Palmistry - PAGAN (B-)

Despite being around since 2013, I’d never heard of Palmistry before June 24th. Benjy Keating, the man behind Palmistry, kept a fairly low profile, even his 2014 EP, Lil’ Gem, slipped below most radars. It wasn’t until his 2015 single, “Memory Taffeta,” that he garnered more substantial interest, and yet I remained unaware. So when I started PAGAN, purely out of curiosity, I was more than pleasantly surprised. The album is incredibly smooth, comfortably sitting within its glossy superficial sound. I’d almost liken it to a tropical pop (trop-pop?!?) version of Washed Out’s Within and Without (one of my all time favorites) mixed with SOHN’s Tremors. And while the aforementioned records’ depth can’t be matched on PAGAN, it does provide a similar serenity. Depending on who you are, the album’s consistency could either hit the spot or push you away. It doesn’t deviate from it’s simple formula, making all the songs sound fairly similar. Personally, I’ve only found comfort in that approach, letting my ears take a 36 minute break. Benjy's soft and polished vocals are used in a unique fashion, as he often mumbles his way through the track, using his voice more as a complementary sound rather than a means to connect with you through lyrics. I found the lack of articulation a plus, it allowed me to immediately lose myself in the sound, not having to concern myself with deciphering his melodic sing-speak. 
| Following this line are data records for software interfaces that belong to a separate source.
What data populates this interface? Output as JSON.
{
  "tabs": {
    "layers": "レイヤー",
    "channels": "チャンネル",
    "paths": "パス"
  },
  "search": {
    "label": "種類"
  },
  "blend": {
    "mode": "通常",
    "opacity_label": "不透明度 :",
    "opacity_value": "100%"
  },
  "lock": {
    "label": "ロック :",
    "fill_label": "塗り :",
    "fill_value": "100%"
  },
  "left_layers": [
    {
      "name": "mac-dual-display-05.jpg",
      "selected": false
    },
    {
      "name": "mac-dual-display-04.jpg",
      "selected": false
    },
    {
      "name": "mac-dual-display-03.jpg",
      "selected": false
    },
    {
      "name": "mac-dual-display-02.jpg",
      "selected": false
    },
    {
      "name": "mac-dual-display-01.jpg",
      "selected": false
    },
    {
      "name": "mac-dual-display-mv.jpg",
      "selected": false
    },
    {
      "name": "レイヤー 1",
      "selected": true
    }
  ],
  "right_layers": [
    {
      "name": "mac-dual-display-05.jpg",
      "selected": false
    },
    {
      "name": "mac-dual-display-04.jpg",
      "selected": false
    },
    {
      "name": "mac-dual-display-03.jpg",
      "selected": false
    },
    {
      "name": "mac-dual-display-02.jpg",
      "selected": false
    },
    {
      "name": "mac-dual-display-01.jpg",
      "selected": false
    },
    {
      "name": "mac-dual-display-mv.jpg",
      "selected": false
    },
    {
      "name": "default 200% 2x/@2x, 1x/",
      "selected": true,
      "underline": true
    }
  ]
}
All in all, PAGAN is going to be one of my constant companions this summer; it’s light, fun, and the instrumental tracks provide great transitions throughout the record. With everything heavy that’s going on in the world, sometimes it’s nice to just throw on something uncomplicated and let it take you away, and that’s exactly what this does. 
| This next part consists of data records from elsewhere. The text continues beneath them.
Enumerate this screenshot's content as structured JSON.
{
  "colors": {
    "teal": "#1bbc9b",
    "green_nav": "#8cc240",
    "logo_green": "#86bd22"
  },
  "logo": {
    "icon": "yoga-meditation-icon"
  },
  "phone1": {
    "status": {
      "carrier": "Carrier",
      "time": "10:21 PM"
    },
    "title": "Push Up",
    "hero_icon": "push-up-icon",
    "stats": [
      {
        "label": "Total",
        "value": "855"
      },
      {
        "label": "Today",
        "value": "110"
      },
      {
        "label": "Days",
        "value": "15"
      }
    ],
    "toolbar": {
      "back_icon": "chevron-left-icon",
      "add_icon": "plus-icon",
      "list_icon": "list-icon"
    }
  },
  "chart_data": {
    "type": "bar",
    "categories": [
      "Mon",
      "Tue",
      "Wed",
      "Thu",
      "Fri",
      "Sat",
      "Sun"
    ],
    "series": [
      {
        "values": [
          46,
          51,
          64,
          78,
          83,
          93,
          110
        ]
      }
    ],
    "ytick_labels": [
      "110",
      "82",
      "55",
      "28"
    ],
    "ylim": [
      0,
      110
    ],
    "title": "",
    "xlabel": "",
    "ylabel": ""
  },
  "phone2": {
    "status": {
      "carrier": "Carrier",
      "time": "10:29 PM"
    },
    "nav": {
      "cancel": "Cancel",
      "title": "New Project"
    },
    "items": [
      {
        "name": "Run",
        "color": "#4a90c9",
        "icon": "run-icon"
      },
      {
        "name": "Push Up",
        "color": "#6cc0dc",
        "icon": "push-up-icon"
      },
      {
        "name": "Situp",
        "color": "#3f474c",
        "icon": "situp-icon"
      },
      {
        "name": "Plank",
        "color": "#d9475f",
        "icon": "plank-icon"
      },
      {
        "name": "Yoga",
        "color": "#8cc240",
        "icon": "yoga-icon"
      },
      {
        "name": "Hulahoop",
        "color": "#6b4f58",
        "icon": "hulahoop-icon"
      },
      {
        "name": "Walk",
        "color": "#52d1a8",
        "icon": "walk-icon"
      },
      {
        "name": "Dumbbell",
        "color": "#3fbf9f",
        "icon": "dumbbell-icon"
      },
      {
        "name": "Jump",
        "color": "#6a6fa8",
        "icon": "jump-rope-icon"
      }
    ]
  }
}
Broods - Conscious (B)

First I’d like to applaud and commemorate Broods on a past act that, because it occurred way before this site was operational, has never been recognized. Back in 2014 they released an EP, a spectacular one might I add (Broods), and then released their debut LP without featuring any songs from said EP. Those who know me know it’s a massive pet peeve of mine to release EPs that play like album teasers filing those tracks into the debut. It messes with continuity and the feel is thrown off. I know this complaint is quite possibly only specific to me, but still, the fact that they avoided this grievance pleases me greatly. Thank you Broods, from the bottom of my heart. Now we can move forward, emotionally and in this review. 
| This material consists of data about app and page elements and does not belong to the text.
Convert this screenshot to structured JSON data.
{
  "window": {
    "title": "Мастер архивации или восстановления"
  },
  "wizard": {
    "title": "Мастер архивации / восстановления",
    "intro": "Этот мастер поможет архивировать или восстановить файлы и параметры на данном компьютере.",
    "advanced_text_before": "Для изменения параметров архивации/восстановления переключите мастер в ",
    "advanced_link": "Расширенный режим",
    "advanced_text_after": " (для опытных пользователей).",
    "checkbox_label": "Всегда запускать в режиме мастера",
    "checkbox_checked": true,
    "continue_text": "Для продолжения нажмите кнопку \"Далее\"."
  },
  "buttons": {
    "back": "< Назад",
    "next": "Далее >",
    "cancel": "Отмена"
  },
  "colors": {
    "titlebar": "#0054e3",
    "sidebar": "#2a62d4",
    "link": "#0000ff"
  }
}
Hailing from New Zealand, the group is comprised of siblings Caleb and Georgia Nott. Only eight months after their first release, the self titled EP, Broods dropped their debut album Evergreen (and had it not been for SOHN’s Tremors, would have held the title of best debut album of 2014). The record took off immediately, landing them opening act runs for both Ellie Goulding and Sam Smith. When I first heard it I was instantly taken, it felt like The xx on steroids, delivering an all consuming dark pop atmosphere that just made you want to move. That feeling is enhanced and pushed harder in their new record, Conscious. With Evergreen they seemed to always be straddling the line of full fledged pop and down tempo grooves. They don’t have that issue here, attacking each track with confidence, causing the flow and overall approach to feel much more defined and structured. They maintain complete control of the mood, transitioning from track to track with precision and maturity. And while it’s their more upbeat tracks that wrap you up initially (the album opener/ lead single, "Free," is perfect), it’s when they take a step back that I feel they're at their best. Tracks like “Heartlines” or the album closer and title track “Conscious” get under your skin, making you want to close your eyes and exist in the sound.

They have this contradictory loud but soft approach to their sound that, while it was definitely present the first time around, has matured a great deal with Conscious. It allows the album to work on multiple levels and within a wider range of emotions. That may not seem like a major plus to you, but for me, albums with versatility are royalty. This record both lifts and calms me, makes me think but also makes me want to dance. I dig it. 

Conscious is an improvement on every level for me, it’s easy to see that they’ve grown as artists in all aspects of their craft, from the way they build their tracks, to the instrumentation within, to the lyricism, everything has matured. The song I was going to choose to represent the album, and my instant favorite from the record, is called “All Of Your Glory.” It's a beautiful cry of love to someone when things feel distant; the simplified approach lets you fully focus on the words as the music calms you (think "Hamburg Song" from Keane). However, due to the nature of the song I think it’d be best to include a second track, so you could get a feel for what the rest of the album is like, so I’m also choosing the aforementioned title track, “Conscious,” the track they said is the one they’re most excited to play live. I love this record, and it gets better every time I listen, don’t skip it.